In our previous post, we began speaking about the value of going offshore with one's financial and banking strategies, and with respect to asset protection. As we mentioned, there are a variety of reasons to consider going offshore, including protection from creditor claims, increased privacy, decreased taxation and increased access to world markets.
Asset protection is a valuable part of estate planning in which can enhance anybody's estate planning. But it is critical for those looking into asset protection to try to find strategies that will afford them real protection. Because of the uncertainty around certain asset protection strategies devised here in the states, it is worth it to look into the possibility of offshore asset protection.
In our previous post, we started looking at an article discussing the effectiveness of self-settled asset protection trusts. Generally speaking, asset protection trusts are trusts set up for the purpose of avoiding or mitigating the consequences of divorce, taxation and bankruptcy on the trust's beneficiary.

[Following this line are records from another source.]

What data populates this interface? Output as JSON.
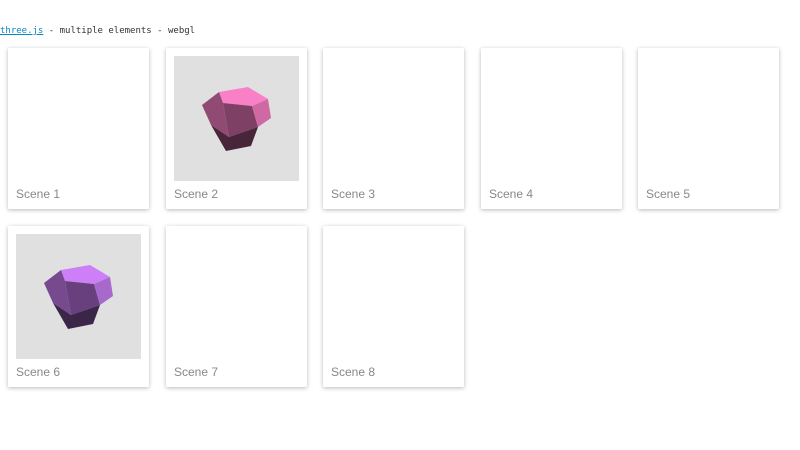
{
  "header": {
    "link_text": "three.js",
    "suffix_text": " - multiple elements - webgl"
  },
  "scenes": [
    {
      "label": "Scene 1",
      "rendered": false
    },
    {
      "label": "Scene 2",
      "rendered": true,
      "color": "#f27cc1"
    },
    {
      "label": "Scene 3",
      "rendered": false
    },
    {
      "label": "Scene 4",
      "rendered": false
    },
    {
      "label": "Scene 5",
      "rendered": false
    },
    {
      "label": "Scene 6",
      "rendered": true,
      "color": "#c67bf0"
    },
    {
      "label": "Scene 7",
      "rendered": false
    },
    {
      "label": "Scene 8",
      "rendered": false
    }
  ],
  "colors": {
    "scene_background": "#e0e0e0",
    "label_text": "#888888",
    "link": "#0b88c4"
  },
  "icons": {
    "shape": "dodecahedron-icon"
  }
}
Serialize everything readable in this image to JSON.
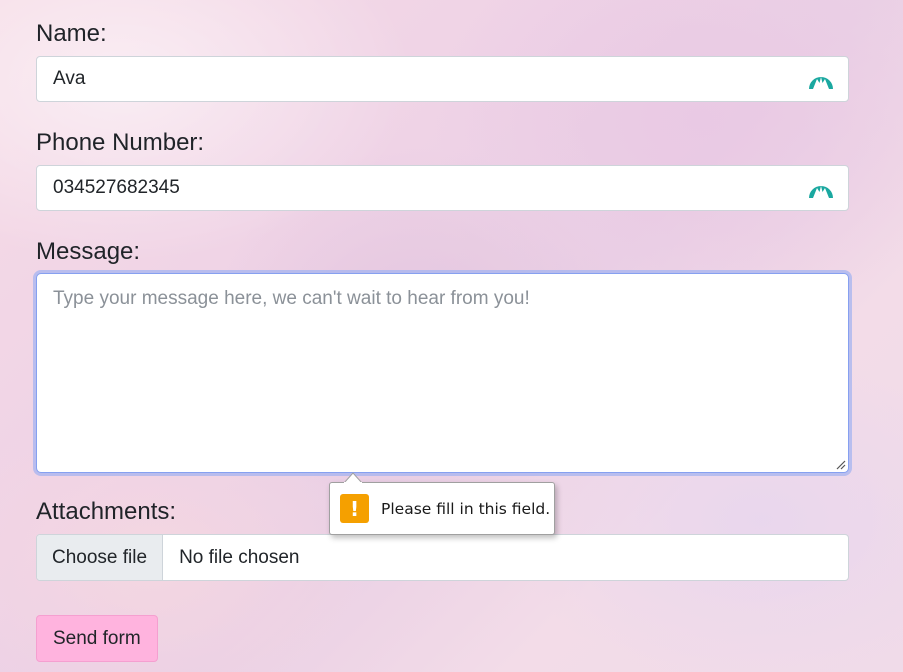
{
  "form": {
    "name": {
      "label": "Name:",
      "value": "Ava",
      "autofill_icon": "autofill-mountain-icon"
    },
    "phone": {
      "label": "Phone Number:",
      "value": "034527682345",
      "autofill_icon": "autofill-mountain-icon"
    },
    "message": {
      "label": "Message:",
      "placeholder": "Type your message here, we can't wait to hear from you!",
      "value": ""
    },
    "attachments": {
      "label": "Attachments:",
      "button_label": "Choose file",
      "status": "No file chosen"
    },
    "submit_label": "Send form"
  },
  "validation_tooltip": {
    "icon": "warning-icon",
    "icon_glyph": "!",
    "text": "Please fill in this field."
  },
  "colors": {
    "autofill_icon": "#1aa8a0",
    "focus_ring": "#a5b4f0",
    "submit_bg": "#ffb3de",
    "warning": "#f5a000"
  }
}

A self-settled asset protection trust is one in which the beneficiary is the one who set up the trust.
A recent Forbes article took a look at the general effectiveness of asset protection trusts in light of a recent Alaska case in which a man who set up and funded an asset protection trust was unable to protect his assets from future creditors in bankruptcy.